§ EXERCISE AIM
With the pictures removed, set down all of the entries below exactly.

§ INPUT

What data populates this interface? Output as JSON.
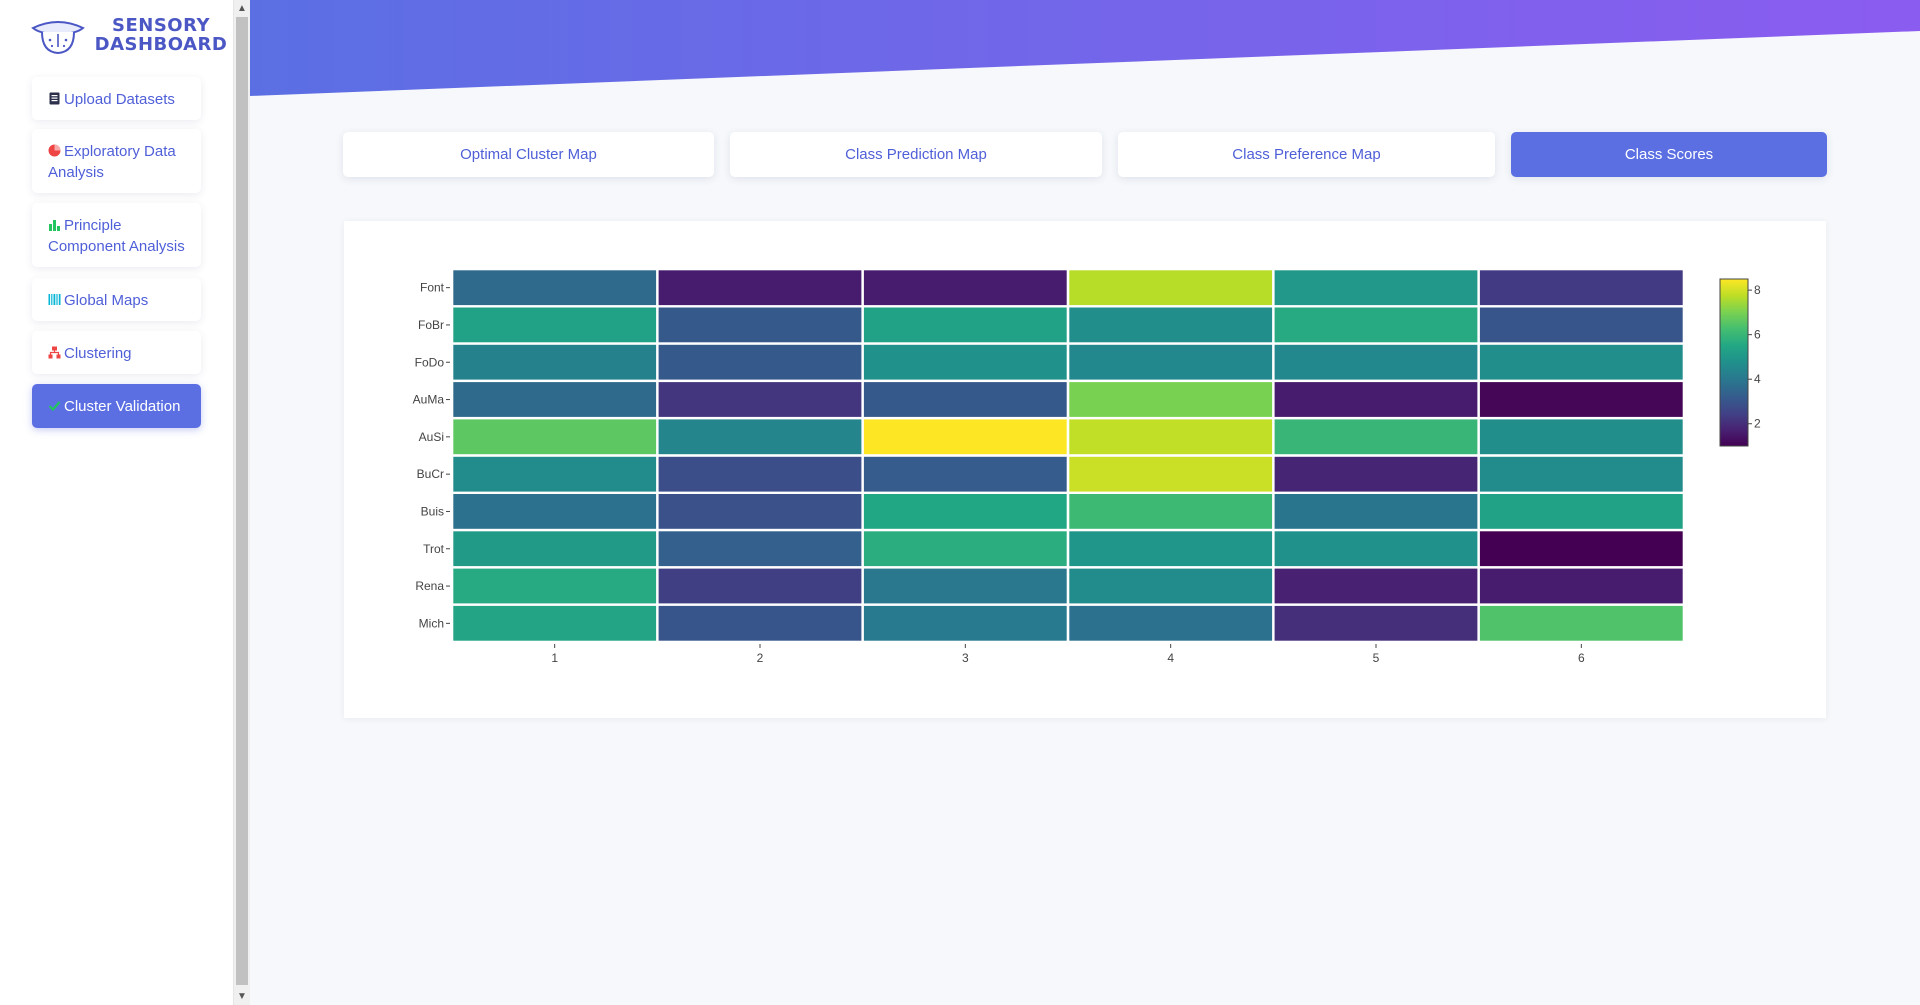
{
  "sidebar": {
    "logo_line1": "SENSORY",
    "logo_line2": "DASHBOARD",
    "items": [
      {
        "label": "Upload Datasets",
        "icon": "file-icon",
        "color": "#2b2f4a"
      },
      {
        "label": "Exploratory Data Analysis",
        "icon": "pie-chart-icon",
        "color": "#ef4444"
      },
      {
        "label": "Principle Component Analysis",
        "icon": "bar-chart-icon",
        "color": "#22c55e"
      },
      {
        "label": "Global Maps",
        "icon": "barcode-icon",
        "color": "#06b6d4"
      },
      {
        "label": "Clustering",
        "icon": "sitemap-icon",
        "color": "#ef4444"
      },
      {
        "label": "Cluster Validation",
        "icon": "check-icon",
        "color": "#22c55e"
      }
    ],
    "active_index": 5
  },
  "tabs": [
    {
      "label": "Optimal Cluster Map"
    },
    {
      "label": "Class Prediction Map"
    },
    {
      "label": "Class Preference Map"
    },
    {
      "label": "Class Scores"
    }
  ],
  "active_tab": 3,
  "colors": {
    "accent": "#5b6fe3",
    "header_gradient_start": "#5b6fe3",
    "header_gradient_end": "#8b5cf0"
  },
  "chart_data": {
    "type": "heatmap",
    "colorscale": "viridis",
    "x": [
      "1",
      "2",
      "3",
      "4",
      "5",
      "6"
    ],
    "y": [
      "Font",
      "FoBr",
      "FoDo",
      "AuMa",
      "AuSi",
      "BuCr",
      "Buis",
      "Trot",
      "Rena",
      "Mich"
    ],
    "z": [
      [
        3.6,
        1.6,
        1.6,
        7.7,
        5.0,
        2.3
      ],
      [
        5.3,
        3.1,
        5.3,
        4.7,
        5.6,
        3.0
      ],
      [
        4.3,
        3.1,
        4.8,
        4.5,
        4.5,
        4.7
      ],
      [
        3.6,
        2.2,
        3.1,
        7.0,
        1.6,
        1.1
      ],
      [
        6.6,
        4.4,
        8.5,
        7.8,
        6.0,
        4.7
      ],
      [
        4.6,
        2.8,
        3.2,
        7.9,
        1.8,
        4.6
      ],
      [
        3.8,
        2.9,
        5.5,
        6.1,
        3.9,
        5.3
      ],
      [
        5.1,
        3.3,
        5.7,
        4.9,
        4.8,
        1.0
      ],
      [
        5.6,
        2.4,
        4.0,
        4.6,
        1.7,
        1.6
      ],
      [
        5.4,
        3.0,
        4.1,
        3.8,
        2.0,
        6.4
      ]
    ],
    "zmin": 1.0,
    "zmax": 8.5,
    "colorbar_ticks": [
      2,
      4,
      6,
      8
    ],
    "legend_position": "right",
    "title": "",
    "xlabel": "",
    "ylabel": ""
  }
}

§ OUTPUT BELOW
What data populates this interface? Output as JSON.
{
  "sidebar": {
    "logo_line1": "SENSORY",
    "logo_line2": "DASHBOARD",
    "items": [
      {
        "label": "Upload Datasets",
        "icon": "file-icon",
        "color": "#2b2f4a"
      },
      {
        "label": "Exploratory Data Analysis",
        "icon": "pie-chart-icon",
        "color": "#ef4444"
      },
      {
        "label": "Principle Component Analysis",
        "icon": "bar-chart-icon",
        "color": "#22c55e"
      },
      {
        "label": "Global Maps",
        "icon": "barcode-icon",
        "color": "#06b6d4"
      },
      {
        "label": "Clustering",
        "icon": "sitemap-icon",
        "color": "#ef4444"
      },
      {
        "label": "Cluster Validation",
        "icon": "check-icon",
        "color": "#22c55e"
      }
    ],
    "active_index": 5
  },
  "tabs": [
    {
      "label": "Optimal Cluster Map"
    },
    {
      "label": "Class Prediction Map"
    },
    {
      "label": "Class Preference Map"
    },
    {
      "label": "Class Scores"
    }
  ],
  "active_tab": 3,
  "colors": {
    "accent": "#5b6fe3",
    "header_gradient_start": "#5b6fe3",
    "header_gradient_end": "#8b5cf0"
  },
  "chart_data": {
    "type": "heatmap",
    "colorscale": "viridis",
    "x": [
      "1",
      "2",
      "3",
      "4",
      "5",
      "6"
    ],
    "y": [
      "Font",
      "FoBr",
      "FoDo",
      "AuMa",
      "AuSi",
      "BuCr",
      "Buis",
      "Trot",
      "Rena",
      "Mich"
    ],
    "z": [
      [
        3.6,
        1.6,
        1.6,
        7.7,
        5.0,
        2.3
      ],
      [
        5.3,
        3.1,
        5.3,
        4.7,
        5.6,
        3.0
      ],
      [
        4.3,
        3.1,
        4.8,
        4.5,
        4.5,
        4.7
      ],
      [
        3.6,
        2.2,
        3.1,
        7.0,
        1.6,
        1.1
      ],
      [
        6.6,
        4.4,
        8.5,
        7.8,
        6.0,
        4.7
      ],
      [
        4.6,
        2.8,
        3.2,
        7.9,
        1.8,
        4.6
      ],
      [
        3.8,
        2.9,
        5.5,
        6.1,
        3.9,
        5.3
      ],
      [
        5.1,
        3.3,
        5.7,
        4.9,
        4.8,
        1.0
      ],
      [
        5.6,
        2.4,
        4.0,
        4.6,
        1.7,
        1.6
      ],
      [
        5.4,
        3.0,
        4.1,
        3.8,
        2.0,
        6.4
      ]
    ],
    "zmin": 1.0,
    "zmax": 8.5,
    "colorbar_ticks": [
      2,
      4,
      6,
      8
    ],
    "legend_position": "right",
    "title": "",
    "xlabel": "",
    "ylabel": ""
  }
}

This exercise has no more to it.